We can learn much about the taro farming that has sustained generations of Hawaiians from the Ke’anae Peninsula’s creation legends. It is said that Ho’ohokukalai (the stars) gave birth to a sickly child, Haloa, who died at birth and was buried. A taro plant grew from the burial site. Ancient Hawaiians on this side of the island have cultivated many types of taro for centuries. The Taro plant, or Kalo in Hawaiian, is still the staple food of the Hawaiian culture. Every part of the plant is edible, and taro is now known as a super food for its rich assortment of nutrients.
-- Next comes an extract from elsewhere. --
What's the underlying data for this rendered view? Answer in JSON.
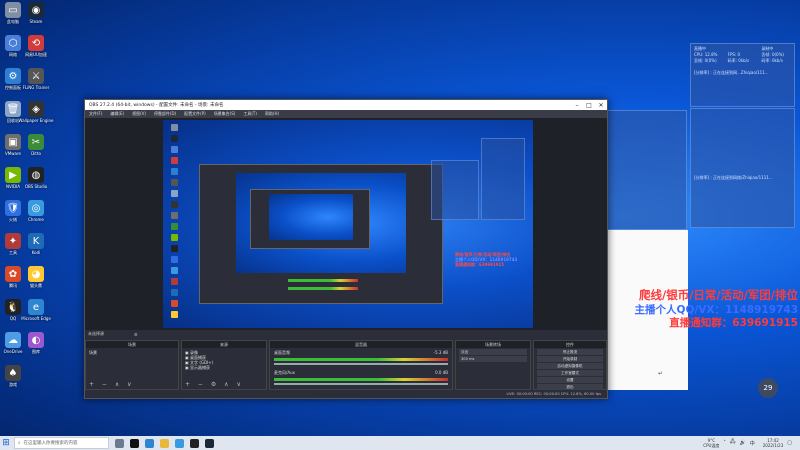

There are many stops on the Road to Hana where you can sample Poi, a Hawaiian dish made from mashed taro.
The peninsula is also home to some of the best banana bread on the island. Sandy’s banana bread has been featured in Bon Appetit magazine and the little stand sells close to 80 loaves a day! Sandy’s also has a tasty selection of sandwiches, coconut candies, shaved ice, and other goodies.
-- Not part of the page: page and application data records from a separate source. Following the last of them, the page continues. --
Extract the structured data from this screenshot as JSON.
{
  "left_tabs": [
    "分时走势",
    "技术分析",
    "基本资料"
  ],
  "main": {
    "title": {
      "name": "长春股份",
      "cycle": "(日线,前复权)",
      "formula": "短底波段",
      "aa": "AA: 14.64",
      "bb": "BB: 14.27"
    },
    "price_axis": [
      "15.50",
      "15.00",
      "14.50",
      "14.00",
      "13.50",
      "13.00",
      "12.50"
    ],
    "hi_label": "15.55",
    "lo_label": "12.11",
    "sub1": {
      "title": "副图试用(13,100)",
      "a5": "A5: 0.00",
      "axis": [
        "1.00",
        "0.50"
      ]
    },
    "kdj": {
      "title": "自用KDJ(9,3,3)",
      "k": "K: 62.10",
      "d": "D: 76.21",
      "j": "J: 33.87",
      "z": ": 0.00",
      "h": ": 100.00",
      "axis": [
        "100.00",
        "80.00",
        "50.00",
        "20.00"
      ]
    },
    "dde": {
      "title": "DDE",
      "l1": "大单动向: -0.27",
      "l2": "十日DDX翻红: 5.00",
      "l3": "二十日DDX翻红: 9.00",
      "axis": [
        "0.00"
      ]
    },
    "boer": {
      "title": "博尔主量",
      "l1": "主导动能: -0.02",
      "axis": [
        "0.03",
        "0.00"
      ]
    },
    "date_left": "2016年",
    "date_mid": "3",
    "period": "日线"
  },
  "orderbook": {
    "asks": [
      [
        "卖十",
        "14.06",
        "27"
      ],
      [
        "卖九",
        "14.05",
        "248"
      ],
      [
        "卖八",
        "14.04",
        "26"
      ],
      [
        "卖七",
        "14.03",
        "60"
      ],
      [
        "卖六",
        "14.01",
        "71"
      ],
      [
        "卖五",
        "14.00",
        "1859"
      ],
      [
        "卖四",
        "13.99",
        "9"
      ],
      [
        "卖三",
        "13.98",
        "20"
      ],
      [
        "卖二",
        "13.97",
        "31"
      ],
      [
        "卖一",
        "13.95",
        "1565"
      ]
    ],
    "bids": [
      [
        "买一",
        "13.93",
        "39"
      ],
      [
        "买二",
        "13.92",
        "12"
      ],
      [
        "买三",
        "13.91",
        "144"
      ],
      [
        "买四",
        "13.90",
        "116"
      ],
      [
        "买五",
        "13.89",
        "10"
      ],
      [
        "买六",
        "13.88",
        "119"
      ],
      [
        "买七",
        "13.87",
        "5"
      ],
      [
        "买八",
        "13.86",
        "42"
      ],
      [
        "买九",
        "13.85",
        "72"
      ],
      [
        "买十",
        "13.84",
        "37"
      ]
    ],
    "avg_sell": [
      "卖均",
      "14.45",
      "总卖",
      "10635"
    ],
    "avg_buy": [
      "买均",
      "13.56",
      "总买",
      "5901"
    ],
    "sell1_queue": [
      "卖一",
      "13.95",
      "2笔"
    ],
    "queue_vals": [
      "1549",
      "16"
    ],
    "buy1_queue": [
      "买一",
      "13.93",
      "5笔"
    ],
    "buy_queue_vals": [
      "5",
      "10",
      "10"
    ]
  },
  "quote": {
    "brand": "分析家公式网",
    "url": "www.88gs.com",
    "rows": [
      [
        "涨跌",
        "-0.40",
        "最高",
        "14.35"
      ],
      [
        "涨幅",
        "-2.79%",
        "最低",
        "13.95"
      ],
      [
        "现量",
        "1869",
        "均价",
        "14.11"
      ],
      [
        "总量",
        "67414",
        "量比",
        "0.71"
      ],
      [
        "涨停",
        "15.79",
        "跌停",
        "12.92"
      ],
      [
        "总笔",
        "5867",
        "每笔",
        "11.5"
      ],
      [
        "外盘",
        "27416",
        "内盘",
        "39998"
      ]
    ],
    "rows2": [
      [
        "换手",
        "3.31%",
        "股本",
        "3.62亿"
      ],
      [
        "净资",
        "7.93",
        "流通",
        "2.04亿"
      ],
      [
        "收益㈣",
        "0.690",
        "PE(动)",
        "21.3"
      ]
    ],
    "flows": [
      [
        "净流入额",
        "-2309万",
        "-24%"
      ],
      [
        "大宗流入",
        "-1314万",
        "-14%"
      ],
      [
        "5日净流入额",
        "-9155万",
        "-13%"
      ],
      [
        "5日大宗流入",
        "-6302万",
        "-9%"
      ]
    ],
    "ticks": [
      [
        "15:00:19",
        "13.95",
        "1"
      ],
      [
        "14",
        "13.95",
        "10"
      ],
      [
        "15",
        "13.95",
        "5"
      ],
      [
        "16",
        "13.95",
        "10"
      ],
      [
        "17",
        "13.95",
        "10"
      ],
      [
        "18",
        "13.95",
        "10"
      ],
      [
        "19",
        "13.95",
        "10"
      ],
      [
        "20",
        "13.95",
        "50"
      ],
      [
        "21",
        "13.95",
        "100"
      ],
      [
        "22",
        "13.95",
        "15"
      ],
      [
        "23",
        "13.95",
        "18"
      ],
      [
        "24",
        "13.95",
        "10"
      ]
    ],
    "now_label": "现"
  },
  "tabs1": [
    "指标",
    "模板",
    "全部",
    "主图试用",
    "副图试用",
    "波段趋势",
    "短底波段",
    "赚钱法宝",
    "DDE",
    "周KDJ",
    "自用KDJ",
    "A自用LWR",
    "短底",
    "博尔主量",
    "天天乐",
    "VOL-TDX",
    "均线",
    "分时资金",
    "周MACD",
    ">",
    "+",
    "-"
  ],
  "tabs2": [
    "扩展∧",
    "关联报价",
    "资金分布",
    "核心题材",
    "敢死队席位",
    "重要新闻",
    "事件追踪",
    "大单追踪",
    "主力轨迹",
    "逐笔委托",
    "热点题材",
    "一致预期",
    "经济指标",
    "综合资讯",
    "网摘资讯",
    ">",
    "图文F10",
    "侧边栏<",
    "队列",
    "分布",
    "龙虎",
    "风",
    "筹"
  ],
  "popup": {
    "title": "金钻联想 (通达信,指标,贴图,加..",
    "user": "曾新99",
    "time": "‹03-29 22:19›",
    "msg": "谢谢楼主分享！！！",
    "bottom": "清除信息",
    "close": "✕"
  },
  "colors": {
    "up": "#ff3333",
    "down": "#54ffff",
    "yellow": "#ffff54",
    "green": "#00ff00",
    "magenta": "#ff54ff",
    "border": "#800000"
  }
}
This is a fun stop and was perfect for a mid morning snack for our family on our journey to Hana. We had banana bread from here and from the highly acclaimed Julia's on the most narrow and dangerous road in Maui. Sandy's banana bread is the unanimous winner with the families we traveled with. Coconut candy and other snacks were good too. Highly recommended.